carding rags and making new from old was industrialised in west yorks soon after the machine card was, all it takes is extra big teeth at the front end and a brave bloke with a bale hook

with oil based fibres i recon a bit of effort playing about with heat and pressure to make composite sheet might be an option, so might a lot of chemical and physical processes to make something new.

getting back to crisp bags, what outlets would be able to stock crisps on a short shelf life basis?
ditto manufacture and shelf life?
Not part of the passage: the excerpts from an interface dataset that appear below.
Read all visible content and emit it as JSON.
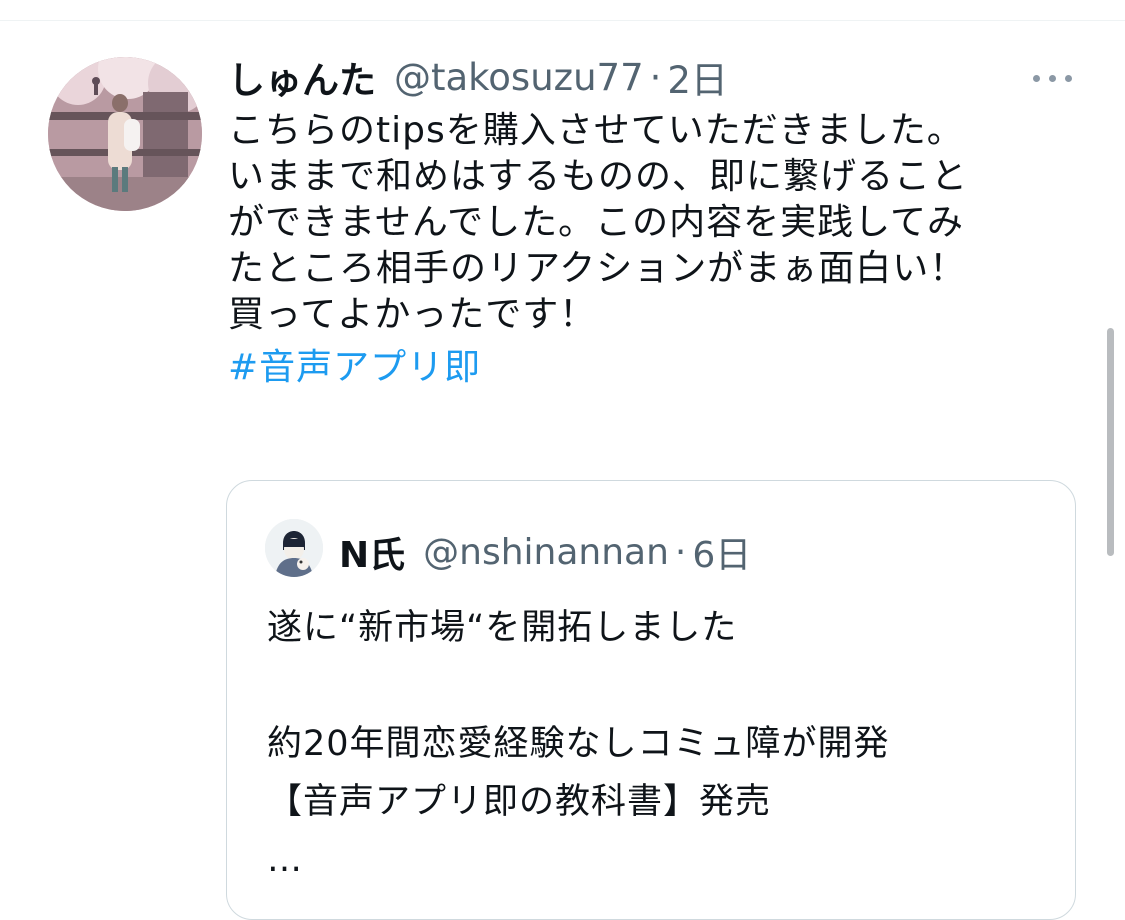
{
  "tweet": {
    "author_name": "しゅんた",
    "handle": "@takosuzu77",
    "separator": "·",
    "time": "2日",
    "lines": [
      "こちらのtipsを購入させていただきました。",
      "いままで和めはするものの、即に繋げること",
      "ができませんでした。この内容を実践してみ",
      "たところ相手のリアクションがまぁ面白い！",
      "買ってよかったです！"
    ],
    "hashtag": "#音声アプリ即",
    "more_icon": "more-horizontal-icon"
  },
  "quote": {
    "author_name": "N氏",
    "handle": "@nshinannan",
    "separator": "·",
    "time": "6日",
    "lines": [
      "遂に“新市場“を開拓しました",
      "",
      "約20年間恋愛経験なしコミュ障が開発",
      "【音声アプリ即の教科書】発売",
      "…"
    ]
  },
  "colors": {
    "text": "#0f1419",
    "secondary": "#536471",
    "link": "#1d9bf0",
    "border": "#cfd9de"
  }
}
thinking outside the box (or should that be bag) could crisps be made to order using a "crispomatic" ( not a tm yet ? )
it cant be that tricky to chuck spuds in one end , oil the side and get a small batch.
something alongside the the "instore" bakery kit to do a half days needs at a time or even a bag sized portion at a go as a vending machine item or a la popcorn with minion and scoop.
a well thought out system that is easy to maintain does not seem impossible.

Mistress Rose
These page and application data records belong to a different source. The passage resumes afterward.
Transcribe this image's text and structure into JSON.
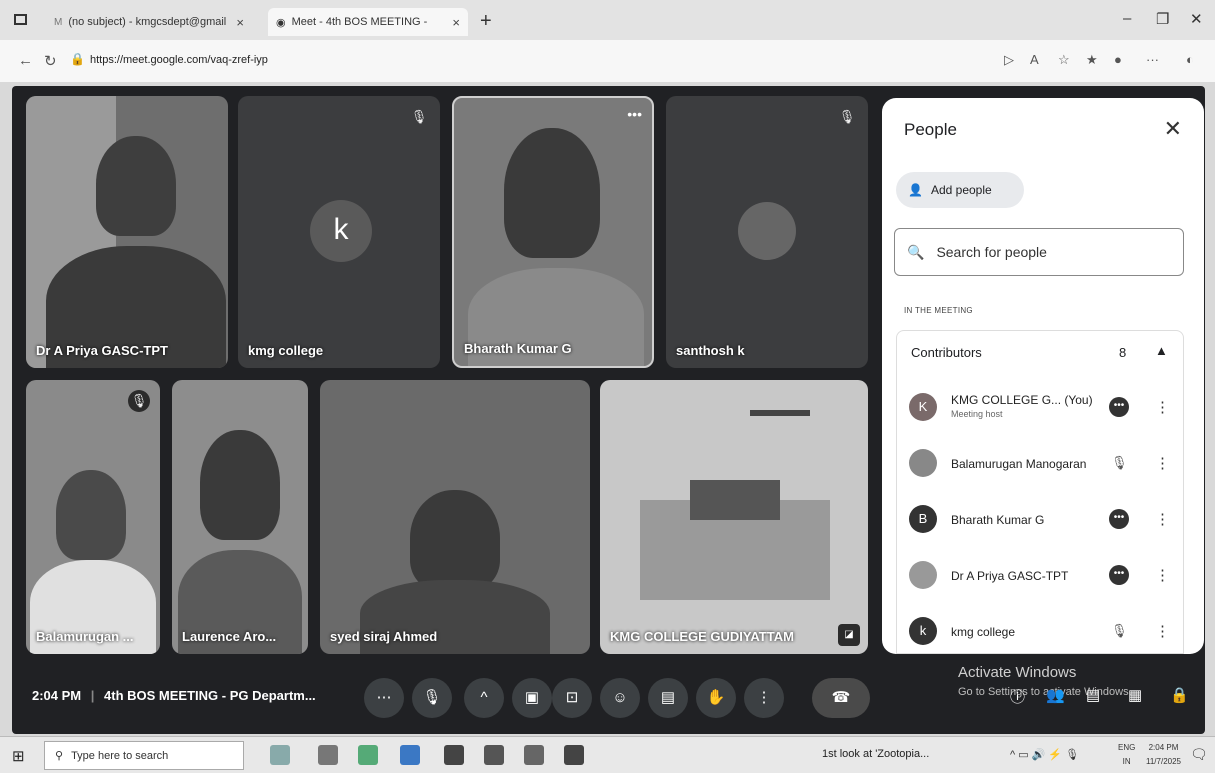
{
  "browser": {
    "tabs": [
      {
        "label": "(no subject) - kmgcsdept@gmail",
        "close": "×"
      },
      {
        "label": "Meet - 4th BOS MEETING - ",
        "close": "×"
      }
    ],
    "new_tab": "+",
    "url": "https://meet.google.com/vaq-zref-iyp",
    "window_controls": {
      "minimize": "–",
      "maximize": "❐",
      "close": "✕"
    }
  },
  "meeting": {
    "tiles": [
      {
        "name": "Dr A Priya GASC-TPT",
        "muted": false
      },
      {
        "name": "kmg college",
        "muted": true,
        "avatar_letter": "k"
      },
      {
        "name": "Bharath Kumar G",
        "muted": false,
        "active": true
      },
      {
        "name": "santhosh k",
        "muted": true
      },
      {
        "name": "Balamurugan ...",
        "muted": true
      },
      {
        "name": "Laurence Aro...",
        "muted": false
      },
      {
        "name": "syed siraj Ahmed",
        "muted": false
      },
      {
        "name": "KMG COLLEGE GUDIYATTAM",
        "muted": false
      }
    ],
    "time": "2:04 PM",
    "separator": "|",
    "title": "4th BOS MEETING - PG Departm..."
  },
  "people_panel": {
    "title": "People",
    "add_people": "Add people",
    "search_placeholder": "Search for people",
    "section": "IN THE MEETING",
    "group": {
      "label": "Contributors",
      "count": "8"
    },
    "participants": [
      {
        "initial": "K",
        "name": "KMG COLLEGE G... (You)",
        "role": "Meeting host",
        "state": "more"
      },
      {
        "initial": "",
        "name": "Balamurugan Manogaran",
        "role": "",
        "state": "muted"
      },
      {
        "initial": "B",
        "name": "Bharath Kumar G",
        "role": "",
        "state": "more"
      },
      {
        "initial": "",
        "name": "Dr A Priya GASC-TPT",
        "role": "",
        "state": "more"
      },
      {
        "initial": "k",
        "name": "kmg college",
        "role": "",
        "state": "muted"
      }
    ]
  },
  "watermark": {
    "line1": "Activate Windows",
    "line2": "Go to Settings to activate Windows."
  },
  "taskbar": {
    "search_placeholder": "Type here to search",
    "news": "1st look at 'Zootopia...",
    "lang": [
      "ENG",
      "IN"
    ],
    "clock": [
      "2:04 PM",
      "11/7/2025"
    ]
  },
  "colors": {
    "meet_bg": "#202124",
    "panel_bg": "#ffffff",
    "end_call": "#4a4a4a"
  }
}
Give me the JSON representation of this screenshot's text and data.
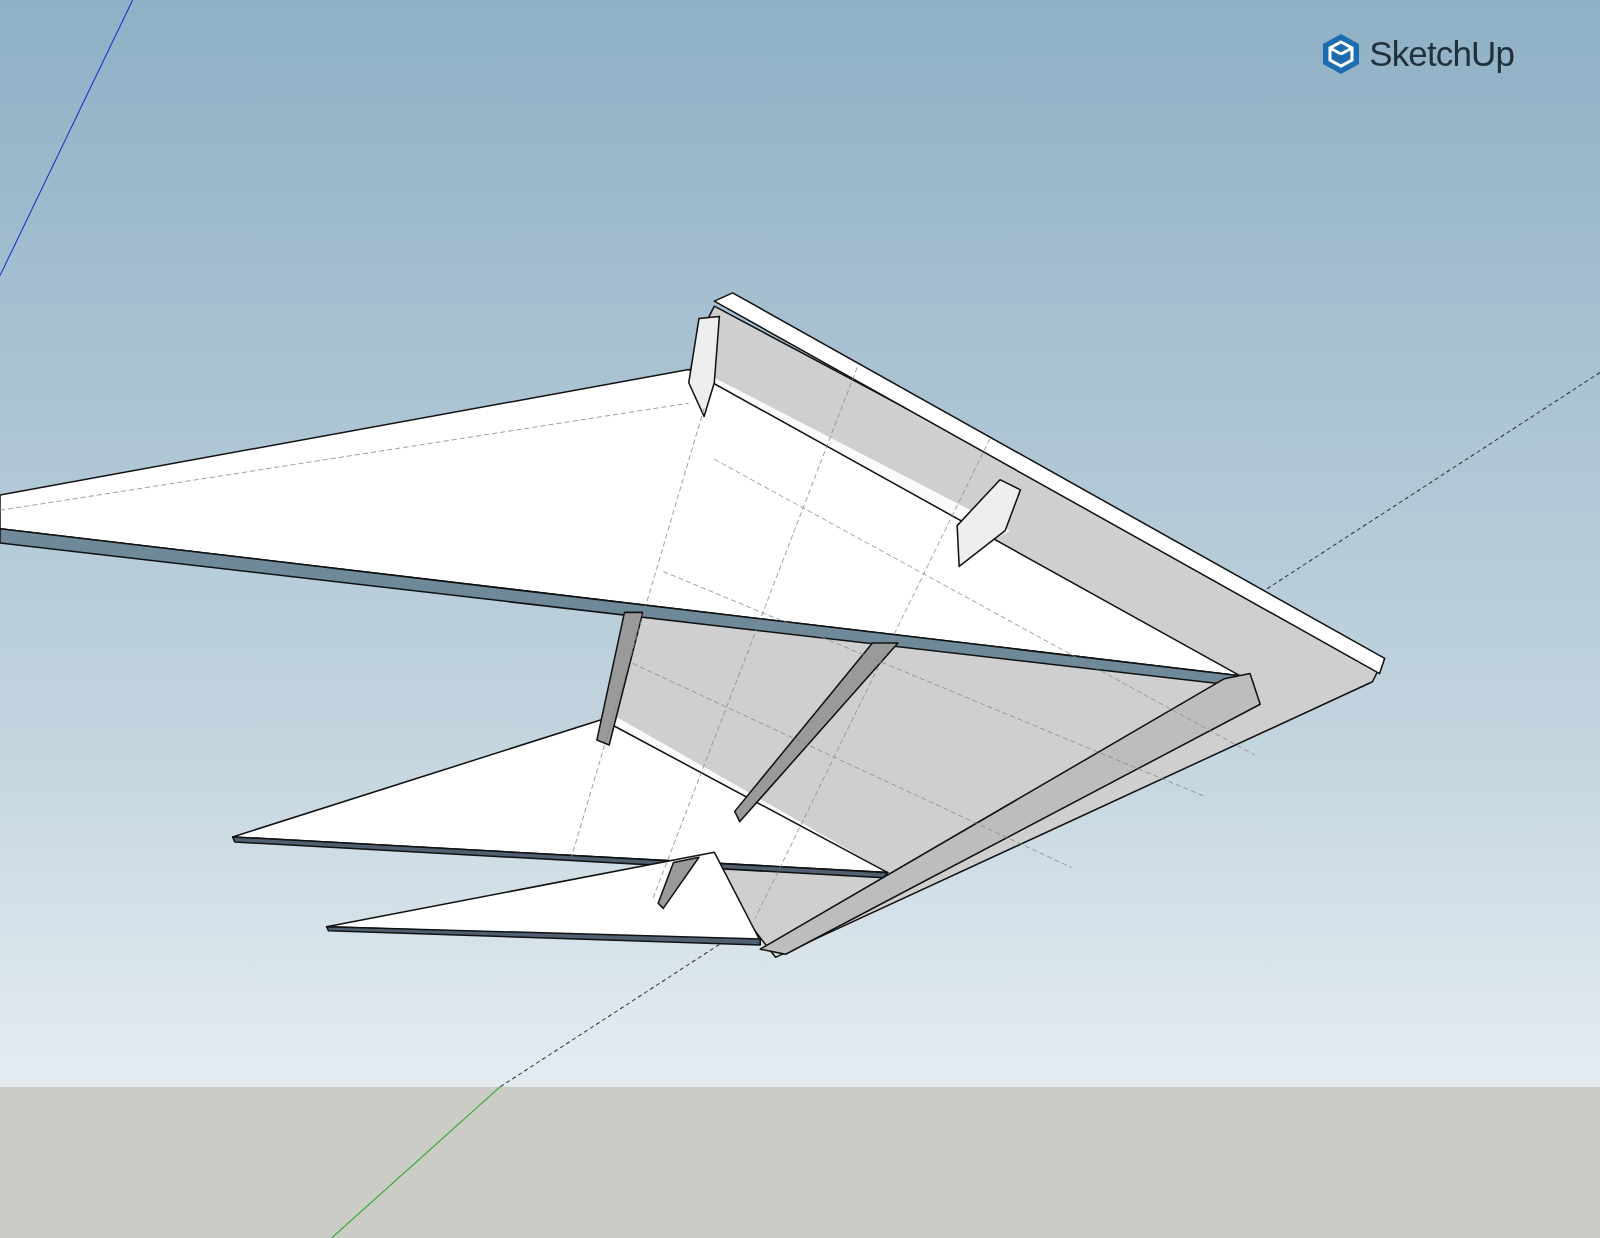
{
  "logo": {
    "text": "SketchUp"
  }
}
Joined: 21 Jul 2011
Posts: 9539

PostPosted: Tue Jan 23, 18 8:07 am    Post subject: Reply with quote    

Using the old oiled paper bags the crisps would keep for several weeks unopened, so I don't think there would be a problem with turnover these days, as just in time, or just too late as I prefer to call it, seems to be the order of the day.

Interesting about shoddy. I had heard of it, but wasn't too sure what it was. I may be wrong, but it may also have used cotton for the warp and wool for the weft, which would have made the use of poor quality wool even more practical as less strain on the weft.
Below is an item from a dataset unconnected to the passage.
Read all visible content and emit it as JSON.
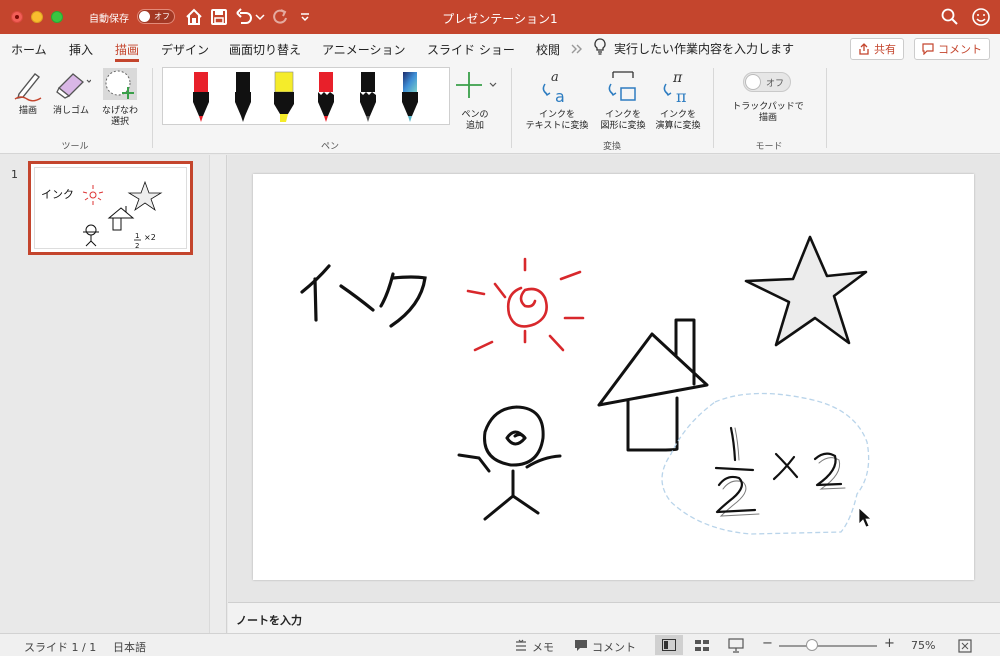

I found, unfortunately by having to pull miles of nylon yarn from the compost heap, that a good way of separating the wool and nylon is to compost the wool component as the nylon stays. It was the remains of some very worn out home knitted socks, so the nylon was a reasonable thickness and came out all right. I didn't realise how much nylon there was in sock wool until that point.

Slim



Joined: 05 Mar 2006
Posts: 5146
Location: New England (In the US of A)
PostPosted: Tue Jan 23, 18 1:45 pm    Post subject: Reply with quote    

I don't think it's a final solution, but this person has been working to catch synthetic fibers before they hit waterways: https://coraball.com/

I'm slightly tempted to get one, because line drying doesn't remove dog/cat hair from my clothes the way tumble drying does, but I don't know if this would catch the hairs either.

It's odd to think that micro-fiber concerns may favor tumble drying over line drying in regards to catching some of the loose fibers before the next wash cycle.

Mistress Rose



Joined: 21 Jul 2011
Posts: 9539

PostPosted: Wed Jan 24, 18 8:20 am    Post subject: Reply with quote    

Looks like a good idea. If they get into the shops over here I might get one. I assume they have to be cleaned out every so often and the resulting fluff burnt, otherwise they won't be any good.

Post new topic   Reply to topic    Downsizer Forum Index -> Conservation and Environment All times are GMT
Page Previous  1, 2
Page 2 of 2
View Latest Posts View Latest Posts

 

Archive
Powered by php-BB © 2001, 2005 php-BB Group
Style by marsjupiter.com, released under GNU (GNU/GPL) license.
Copyright 2004 marsjupiter.com